■ **WHAT THE TASK ASKS**: In full and without change, repeat the records shown below.

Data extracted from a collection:
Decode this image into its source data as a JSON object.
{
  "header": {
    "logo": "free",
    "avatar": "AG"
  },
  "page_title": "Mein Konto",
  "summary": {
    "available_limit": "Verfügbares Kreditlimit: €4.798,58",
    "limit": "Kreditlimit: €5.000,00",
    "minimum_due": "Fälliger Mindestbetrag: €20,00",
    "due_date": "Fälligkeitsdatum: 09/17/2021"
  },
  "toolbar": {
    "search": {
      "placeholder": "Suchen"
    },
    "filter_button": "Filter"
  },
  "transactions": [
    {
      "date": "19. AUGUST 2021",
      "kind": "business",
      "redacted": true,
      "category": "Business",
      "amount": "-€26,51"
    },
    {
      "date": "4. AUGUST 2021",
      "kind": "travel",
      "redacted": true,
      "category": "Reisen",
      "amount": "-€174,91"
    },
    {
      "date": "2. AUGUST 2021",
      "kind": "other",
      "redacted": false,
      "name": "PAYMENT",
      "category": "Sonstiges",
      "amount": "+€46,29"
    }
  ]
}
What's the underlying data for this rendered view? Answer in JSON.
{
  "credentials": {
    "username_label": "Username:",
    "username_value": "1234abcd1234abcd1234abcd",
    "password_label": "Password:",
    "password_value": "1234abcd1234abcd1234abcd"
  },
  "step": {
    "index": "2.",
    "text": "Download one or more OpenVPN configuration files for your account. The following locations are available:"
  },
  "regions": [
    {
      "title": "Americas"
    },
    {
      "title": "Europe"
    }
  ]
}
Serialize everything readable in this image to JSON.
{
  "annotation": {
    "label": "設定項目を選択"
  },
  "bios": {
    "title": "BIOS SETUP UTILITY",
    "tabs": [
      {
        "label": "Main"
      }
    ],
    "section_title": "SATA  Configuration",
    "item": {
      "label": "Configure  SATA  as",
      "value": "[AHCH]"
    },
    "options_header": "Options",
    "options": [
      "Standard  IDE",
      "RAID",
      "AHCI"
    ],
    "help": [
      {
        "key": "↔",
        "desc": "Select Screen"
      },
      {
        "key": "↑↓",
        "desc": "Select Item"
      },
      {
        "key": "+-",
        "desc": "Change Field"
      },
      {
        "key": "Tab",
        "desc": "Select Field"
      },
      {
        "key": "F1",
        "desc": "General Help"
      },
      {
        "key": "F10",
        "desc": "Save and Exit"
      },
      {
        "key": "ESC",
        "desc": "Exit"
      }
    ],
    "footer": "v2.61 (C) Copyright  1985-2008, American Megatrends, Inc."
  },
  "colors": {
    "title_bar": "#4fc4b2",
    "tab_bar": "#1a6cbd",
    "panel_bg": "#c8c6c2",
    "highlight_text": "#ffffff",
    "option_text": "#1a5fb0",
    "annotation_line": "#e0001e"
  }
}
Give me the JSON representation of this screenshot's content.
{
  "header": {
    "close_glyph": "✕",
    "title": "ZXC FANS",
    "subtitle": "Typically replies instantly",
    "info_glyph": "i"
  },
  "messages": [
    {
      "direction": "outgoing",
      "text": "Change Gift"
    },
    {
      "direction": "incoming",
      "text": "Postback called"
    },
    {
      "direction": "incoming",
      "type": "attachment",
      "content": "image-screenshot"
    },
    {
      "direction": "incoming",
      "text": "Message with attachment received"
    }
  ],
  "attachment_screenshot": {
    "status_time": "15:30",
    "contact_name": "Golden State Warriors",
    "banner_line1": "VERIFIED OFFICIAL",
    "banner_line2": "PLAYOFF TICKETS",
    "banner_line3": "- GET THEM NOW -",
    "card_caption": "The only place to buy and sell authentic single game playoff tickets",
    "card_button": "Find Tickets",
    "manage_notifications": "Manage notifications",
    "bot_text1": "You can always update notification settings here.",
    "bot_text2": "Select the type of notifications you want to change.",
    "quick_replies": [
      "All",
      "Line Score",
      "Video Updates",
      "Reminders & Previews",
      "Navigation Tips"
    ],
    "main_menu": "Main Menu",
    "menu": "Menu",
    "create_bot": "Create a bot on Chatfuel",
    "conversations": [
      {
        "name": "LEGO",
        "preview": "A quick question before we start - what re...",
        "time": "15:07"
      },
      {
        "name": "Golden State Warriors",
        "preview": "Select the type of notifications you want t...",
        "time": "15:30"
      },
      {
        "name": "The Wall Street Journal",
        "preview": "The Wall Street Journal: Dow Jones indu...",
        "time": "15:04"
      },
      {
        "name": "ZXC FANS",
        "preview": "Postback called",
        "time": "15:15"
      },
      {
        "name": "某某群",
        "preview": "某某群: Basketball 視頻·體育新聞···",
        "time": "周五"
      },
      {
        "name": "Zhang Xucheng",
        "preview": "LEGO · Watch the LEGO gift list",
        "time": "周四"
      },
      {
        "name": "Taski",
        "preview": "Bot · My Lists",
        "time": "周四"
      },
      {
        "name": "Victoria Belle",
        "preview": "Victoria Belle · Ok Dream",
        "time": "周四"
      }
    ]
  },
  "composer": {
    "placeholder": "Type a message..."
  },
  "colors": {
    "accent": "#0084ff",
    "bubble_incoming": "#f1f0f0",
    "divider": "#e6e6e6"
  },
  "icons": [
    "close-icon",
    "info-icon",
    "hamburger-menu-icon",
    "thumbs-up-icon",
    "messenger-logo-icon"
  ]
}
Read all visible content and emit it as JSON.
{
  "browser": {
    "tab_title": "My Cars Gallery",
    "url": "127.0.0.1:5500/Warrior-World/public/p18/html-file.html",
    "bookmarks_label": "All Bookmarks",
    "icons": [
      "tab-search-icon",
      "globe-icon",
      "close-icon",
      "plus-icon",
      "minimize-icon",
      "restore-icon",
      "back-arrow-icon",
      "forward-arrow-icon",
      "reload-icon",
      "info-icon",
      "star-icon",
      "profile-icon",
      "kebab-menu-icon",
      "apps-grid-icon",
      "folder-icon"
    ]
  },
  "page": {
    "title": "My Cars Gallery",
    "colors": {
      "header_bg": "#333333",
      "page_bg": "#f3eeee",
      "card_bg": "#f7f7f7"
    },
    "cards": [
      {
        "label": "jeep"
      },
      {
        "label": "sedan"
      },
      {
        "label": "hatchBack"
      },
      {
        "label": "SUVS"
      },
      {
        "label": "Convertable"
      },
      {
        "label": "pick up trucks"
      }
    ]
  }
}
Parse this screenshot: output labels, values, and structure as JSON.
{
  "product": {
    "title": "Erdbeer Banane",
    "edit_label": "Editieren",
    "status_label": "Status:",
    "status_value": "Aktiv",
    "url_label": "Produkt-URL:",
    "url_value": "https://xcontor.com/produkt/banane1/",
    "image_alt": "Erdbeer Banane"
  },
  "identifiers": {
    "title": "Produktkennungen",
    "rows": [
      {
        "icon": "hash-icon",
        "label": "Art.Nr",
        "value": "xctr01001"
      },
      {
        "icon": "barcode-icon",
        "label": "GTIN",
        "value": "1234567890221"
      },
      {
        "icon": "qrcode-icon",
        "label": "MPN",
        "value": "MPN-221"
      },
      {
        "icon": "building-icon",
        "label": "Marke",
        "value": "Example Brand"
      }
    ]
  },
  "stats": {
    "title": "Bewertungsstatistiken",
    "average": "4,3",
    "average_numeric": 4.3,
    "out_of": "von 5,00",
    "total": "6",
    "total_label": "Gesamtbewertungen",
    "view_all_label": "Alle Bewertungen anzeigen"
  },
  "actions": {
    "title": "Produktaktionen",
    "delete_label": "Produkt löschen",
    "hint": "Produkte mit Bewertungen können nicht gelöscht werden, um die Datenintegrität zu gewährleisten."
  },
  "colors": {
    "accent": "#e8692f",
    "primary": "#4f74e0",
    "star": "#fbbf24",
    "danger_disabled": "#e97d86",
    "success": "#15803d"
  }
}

■ **SOLVED EXERCISE**:
Decode this image into its source data as a JSON object.
{
  "header": {
    "logo": "free",
    "avatar": "AG"
  },
  "page_title": "Mein Konto",
  "summary": {
    "available_limit": "Verfügbares Kreditlimit: €4.798,58",
    "limit": "Kreditlimit: €5.000,00",
    "minimum_due": "Fälliger Mindestbetrag: €20,00",
    "due_date": "Fälligkeitsdatum: 09/17/2021"
  },
  "toolbar": {
    "search": {
      "placeholder": "Suchen"
    },
    "filter_button": "Filter"
  },
  "transactions": [
    {
      "date": "19. AUGUST 2021",
      "kind": "business",
      "redacted": true,
      "category": "Business",
      "amount": "-€26,51"
    },
    {
      "date": "4. AUGUST 2021",
      "kind": "travel",
      "redacted": true,
      "category": "Reisen",
      "amount": "-€174,91"
    },
    {
      "date": "2. AUGUST 2021",
      "kind": "other",
      "redacted": false,
      "name": "PAYMENT",
      "category": "Sonstiges",
      "amount": "+€46,29"
    }
  ]
}
What's the underlying data for this rendered view? Answer in JSON.
{
  "credentials": {
    "username_label": "Username:",
    "username_value": "1234abcd1234abcd1234abcd",
    "password_label": "Password:",
    "password_value": "1234abcd1234abcd1234abcd"
  },
  "step": {
    "index": "2.",
    "text": "Download one or more OpenVPN configuration files for your account. The following locations are available:"
  },
  "regions": [
    {
      "title": "Americas"
    },
    {
      "title": "Europe"
    }
  ]
}
Serialize everything readable in this image to JSON.
{
  "annotation": {
    "label": "設定項目を選択"
  },
  "bios": {
    "title": "BIOS SETUP UTILITY",
    "tabs": [
      {
        "label": "Main"
      }
    ],
    "section_title": "SATA  Configuration",
    "item": {
      "label": "Configure  SATA  as",
      "value": "[AHCH]"
    },
    "options_header": "Options",
    "options": [
      "Standard  IDE",
      "RAID",
      "AHCI"
    ],
    "help": [
      {
        "key": "↔",
        "desc": "Select Screen"
      },
      {
        "key": "↑↓",
        "desc": "Select Item"
      },
      {
        "key": "+-",
        "desc": "Change Field"
      },
      {
        "key": "Tab",
        "desc": "Select Field"
      },
      {
        "key": "F1",
        "desc": "General Help"
      },
      {
        "key": "F10",
        "desc": "Save and Exit"
      },
      {
        "key": "ESC",
        "desc": "Exit"
      }
    ],
    "footer": "v2.61 (C) Copyright  1985-2008, American Megatrends, Inc."
  },
  "colors": {
    "title_bar": "#4fc4b2",
    "tab_bar": "#1a6cbd",
    "panel_bg": "#c8c6c2",
    "highlight_text": "#ffffff",
    "option_text": "#1a5fb0",
    "annotation_line": "#e0001e"
  }
}
Give me the JSON representation of this screenshot's content.
{
  "header": {
    "close_glyph": "✕",
    "title": "ZXC FANS",
    "subtitle": "Typically replies instantly",
    "info_glyph": "i"
  },
  "messages": [
    {
      "direction": "outgoing",
      "text": "Change Gift"
    },
    {
      "direction": "incoming",
      "text": "Postback called"
    },
    {
      "direction": "incoming",
      "type": "attachment",
      "content": "image-screenshot"
    },
    {
      "direction": "incoming",
      "text": "Message with attachment received"
    }
  ],
  "attachment_screenshot": {
    "status_time": "15:30",
    "contact_name": "Golden State Warriors",
    "banner_line1": "VERIFIED OFFICIAL",
    "banner_line2": "PLAYOFF TICKETS",
    "banner_line3": "- GET THEM NOW -",
    "card_caption": "The only place to buy and sell authentic single game playoff tickets",
    "card_button": "Find Tickets",
    "manage_notifications": "Manage notifications",
    "bot_text1": "You can always update notification settings here.",
    "bot_text2": "Select the type of notifications you want to change.",
    "quick_replies": [
      "All",
      "Line Score",
      "Video Updates",
      "Reminders & Previews",
      "Navigation Tips"
    ],
    "main_menu": "Main Menu",
    "menu": "Menu",
    "create_bot": "Create a bot on Chatfuel",
    "conversations": [
      {
        "name": "LEGO",
        "preview": "A quick question before we start - what re...",
        "time": "15:07"
      },
      {
        "name": "Golden State Warriors",
        "preview": "Select the type of notifications you want t...",
        "time": "15:30"
      },
      {
        "name": "The Wall Street Journal",
        "preview": "The Wall Street Journal: Dow Jones indu...",
        "time": "15:04"
      },
      {
        "name": "ZXC FANS",
        "preview": "Postback called",
        "time": "15:15"
      },
      {
        "name": "某某群",
        "preview": "某某群: Basketball 視頻·體育新聞···",
        "time": "周五"
      },
      {
        "name": "Zhang Xucheng",
        "preview": "LEGO · Watch the LEGO gift list",
        "time": "周四"
      },
      {
        "name": "Taski",
        "preview": "Bot · My Lists",
        "time": "周四"
      },
      {
        "name": "Victoria Belle",
        "preview": "Victoria Belle · Ok Dream",
        "time": "周四"
      }
    ]
  },
  "composer": {
    "placeholder": "Type a message..."
  },
  "colors": {
    "accent": "#0084ff",
    "bubble_incoming": "#f1f0f0",
    "divider": "#e6e6e6"
  },
  "icons": [
    "close-icon",
    "info-icon",
    "hamburger-menu-icon",
    "thumbs-up-icon",
    "messenger-logo-icon"
  ]
}
Read all visible content and emit it as JSON.
{
  "browser": {
    "tab_title": "My Cars Gallery",
    "url": "127.0.0.1:5500/Warrior-World/public/p18/html-file.html",
    "bookmarks_label": "All Bookmarks",
    "icons": [
      "tab-search-icon",
      "globe-icon",
      "close-icon",
      "plus-icon",
      "minimize-icon",
      "restore-icon",
      "back-arrow-icon",
      "forward-arrow-icon",
      "reload-icon",
      "info-icon",
      "star-icon",
      "profile-icon",
      "kebab-menu-icon",
      "apps-grid-icon",
      "folder-icon"
    ]
  },
  "page": {
    "title": "My Cars Gallery",
    "colors": {
      "header_bg": "#333333",
      "page_bg": "#f3eeee",
      "card_bg": "#f7f7f7"
    },
    "cards": [
      {
        "label": "jeep"
      },
      {
        "label": "sedan"
      },
      {
        "label": "hatchBack"
      },
      {
        "label": "SUVS"
      },
      {
        "label": "Convertable"
      },
      {
        "label": "pick up trucks"
      }
    ]
  }
}
Parse this screenshot: output labels, values, and structure as JSON.
{
  "product": {
    "title": "Erdbeer Banane",
    "edit_label": "Editieren",
    "status_label": "Status:",
    "status_value": "Aktiv",
    "url_label": "Produkt-URL:",
    "url_value": "https://xcontor.com/produkt/banane1/",
    "image_alt": "Erdbeer Banane"
  },
  "identifiers": {
    "title": "Produktkennungen",
    "rows": [
      {
        "icon": "hash-icon",
        "label": "Art.Nr",
        "value": "xctr01001"
      },
      {
        "icon": "barcode-icon",
        "label": "GTIN",
        "value": "1234567890221"
      },
      {
        "icon": "qrcode-icon",
        "label": "MPN",
        "value": "MPN-221"
      },
      {
        "icon": "building-icon",
        "label": "Marke",
        "value": "Example Brand"
      }
    ]
  },
  "stats": {
    "title": "Bewertungsstatistiken",
    "average": "4,3",
    "average_numeric": 4.3,
    "out_of": "von 5,00",
    "total": "6",
    "total_label": "Gesamtbewertungen",
    "view_all_label": "Alle Bewertungen anzeigen"
  },
  "actions": {
    "title": "Produktaktionen",
    "delete_label": "Produkt löschen",
    "hint": "Produkte mit Bewertungen können nicht gelöscht werden, um die Datenintegrität zu gewährleisten."
  },
  "colors": {
    "accent": "#e8692f",
    "primary": "#4f74e0",
    "star": "#fbbf24",
    "danger_disabled": "#e97d86",
    "success": "#15803d"
  }
}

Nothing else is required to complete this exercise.